Realistically in the longer term, you shouldn’t have any problems as it’s not really an extreme amount of hours- there are many, many people out there (myself included) who work much longer hours and do just fine. As I said, it’s all about getting into a pattern.
Congratulations on your work, and I hope you take to working full time like a duck to water 🙂
Post # 14
Thanks bees! I will need to talk to my supervisor at the charity to prepare for possibly cutting back. Because of my hours I wouldn’t be able to do both on one day. Also there is maybe one volunteer for each weekday, sometimes not even then. There is another volunteer on my day who comes in every second week or sometimes less than that. I enjoy the volunteering plus they really do need me and I have been there for two years almost. I feel a strong loyalty to them, particularly for giving me the chance and helping me expand my skill set.

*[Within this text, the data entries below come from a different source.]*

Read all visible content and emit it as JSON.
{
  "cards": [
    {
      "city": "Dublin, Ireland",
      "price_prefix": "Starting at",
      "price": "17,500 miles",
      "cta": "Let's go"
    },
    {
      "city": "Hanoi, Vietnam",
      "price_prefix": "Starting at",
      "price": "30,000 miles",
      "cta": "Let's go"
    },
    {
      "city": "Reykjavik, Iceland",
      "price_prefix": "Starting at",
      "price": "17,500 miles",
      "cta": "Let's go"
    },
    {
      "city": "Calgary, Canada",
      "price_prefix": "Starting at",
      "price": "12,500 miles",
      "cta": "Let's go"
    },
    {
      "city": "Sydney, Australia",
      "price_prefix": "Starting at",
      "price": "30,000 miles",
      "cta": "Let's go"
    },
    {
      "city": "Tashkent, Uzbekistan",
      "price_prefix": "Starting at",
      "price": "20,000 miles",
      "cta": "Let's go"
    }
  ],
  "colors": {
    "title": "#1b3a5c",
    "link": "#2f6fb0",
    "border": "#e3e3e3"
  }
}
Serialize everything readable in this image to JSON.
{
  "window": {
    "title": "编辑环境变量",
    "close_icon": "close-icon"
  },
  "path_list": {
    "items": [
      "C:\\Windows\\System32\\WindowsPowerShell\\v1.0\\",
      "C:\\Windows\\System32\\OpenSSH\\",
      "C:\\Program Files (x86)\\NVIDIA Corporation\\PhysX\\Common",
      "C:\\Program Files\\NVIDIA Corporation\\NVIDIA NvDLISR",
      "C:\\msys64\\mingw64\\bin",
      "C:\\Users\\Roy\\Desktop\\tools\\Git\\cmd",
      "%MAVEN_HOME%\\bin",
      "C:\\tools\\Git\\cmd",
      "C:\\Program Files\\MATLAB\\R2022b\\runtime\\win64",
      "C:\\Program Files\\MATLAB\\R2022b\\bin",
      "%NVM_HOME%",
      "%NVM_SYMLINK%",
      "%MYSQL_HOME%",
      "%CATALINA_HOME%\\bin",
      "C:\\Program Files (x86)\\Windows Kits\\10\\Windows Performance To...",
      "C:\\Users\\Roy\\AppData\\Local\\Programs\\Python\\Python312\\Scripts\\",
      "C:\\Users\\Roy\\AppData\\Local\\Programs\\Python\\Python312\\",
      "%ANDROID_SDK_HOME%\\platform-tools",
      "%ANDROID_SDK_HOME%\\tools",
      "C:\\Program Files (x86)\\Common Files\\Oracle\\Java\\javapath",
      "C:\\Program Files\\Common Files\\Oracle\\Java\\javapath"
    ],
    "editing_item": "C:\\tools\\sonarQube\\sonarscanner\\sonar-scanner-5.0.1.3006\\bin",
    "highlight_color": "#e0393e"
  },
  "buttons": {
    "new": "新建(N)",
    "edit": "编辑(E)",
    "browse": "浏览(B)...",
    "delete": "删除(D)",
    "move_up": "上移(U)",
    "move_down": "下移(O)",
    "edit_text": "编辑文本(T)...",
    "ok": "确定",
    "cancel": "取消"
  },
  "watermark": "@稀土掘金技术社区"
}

Thank you all for the advice, particularly about making sure I have ‘chill time’. It is definitely important! My psychologist suggested I create a timetable so I can manage myself and my days. I think it’s probably a good idea for me. Though I am good at making them, I’m not very good at sticking to them. Except for work hours of course.
Post # 15
I think a time table is a great idea! Having a routine makes a HUGE difference for me. You find small ways to trim down small amounts of time that really add up – like combining certain errands, or doing them on your lunch break, making phonecalls while commuting (hands free of course) etc. You’d be surprised what you can get used to when you make it part of a systematic routine. The less time you have to think about whether or not you should do something the better.
That said – listen to your body and know when you need a break! If you can take a week off of volunteering now and then it will make a big difference. It’s way easier to really go hard at something if you know you’re going to get a bit of a break soon.